Data provided:
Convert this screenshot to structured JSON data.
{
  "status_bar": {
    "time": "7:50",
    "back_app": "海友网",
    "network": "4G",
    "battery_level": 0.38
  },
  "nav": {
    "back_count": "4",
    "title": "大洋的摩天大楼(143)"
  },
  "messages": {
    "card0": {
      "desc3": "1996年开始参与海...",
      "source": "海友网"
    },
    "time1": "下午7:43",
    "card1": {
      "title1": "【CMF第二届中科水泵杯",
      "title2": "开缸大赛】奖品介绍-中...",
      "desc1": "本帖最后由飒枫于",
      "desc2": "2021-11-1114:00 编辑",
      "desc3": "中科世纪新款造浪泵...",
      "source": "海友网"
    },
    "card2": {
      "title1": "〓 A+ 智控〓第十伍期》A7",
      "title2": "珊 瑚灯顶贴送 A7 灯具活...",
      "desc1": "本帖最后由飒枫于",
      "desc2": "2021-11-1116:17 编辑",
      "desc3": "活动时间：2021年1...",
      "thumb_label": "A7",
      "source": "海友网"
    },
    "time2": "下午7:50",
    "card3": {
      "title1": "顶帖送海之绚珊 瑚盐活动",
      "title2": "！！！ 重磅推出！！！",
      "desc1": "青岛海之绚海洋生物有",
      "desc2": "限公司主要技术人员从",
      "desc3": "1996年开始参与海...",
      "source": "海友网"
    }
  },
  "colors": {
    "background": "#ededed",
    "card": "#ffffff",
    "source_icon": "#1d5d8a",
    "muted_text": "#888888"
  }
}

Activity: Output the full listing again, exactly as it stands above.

Exercise solution:
Convert this screenshot to structured JSON data.
{
  "status_bar": {
    "time": "7:50",
    "back_app": "海友网",
    "network": "4G",
    "battery_level": 0.38
  },
  "nav": {
    "back_count": "4",
    "title": "大洋的摩天大楼(143)"
  },
  "messages": {
    "card0": {
      "desc3": "1996年开始参与海...",
      "source": "海友网"
    },
    "time1": "下午7:43",
    "card1": {
      "title1": "【CMF第二届中科水泵杯",
      "title2": "开缸大赛】奖品介绍-中...",
      "desc1": "本帖最后由飒枫于",
      "desc2": "2021-11-1114:00 编辑",
      "desc3": "中科世纪新款造浪泵...",
      "source": "海友网"
    },
    "card2": {
      "title1": "〓 A+ 智控〓第十伍期》A7",
      "title2": "珊 瑚灯顶贴送 A7 灯具活...",
      "desc1": "本帖最后由飒枫于",
      "desc2": "2021-11-1116:17 编辑",
      "desc3": "活动时间：2021年1...",
      "thumb_label": "A7",
      "source": "海友网"
    },
    "time2": "下午7:50",
    "card3": {
      "title1": "顶帖送海之绚珊 瑚盐活动",
      "title2": "！！！ 重磅推出！！！",
      "desc1": "青岛海之绚海洋生物有",
      "desc2": "限公司主要技术人员从",
      "desc3": "1996年开始参与海...",
      "source": "海友网"
    }
  },
  "colors": {
    "background": "#ededed",
    "card": "#ffffff",
    "source_icon": "#1d5d8a",
    "muted_text": "#888888"
  }
}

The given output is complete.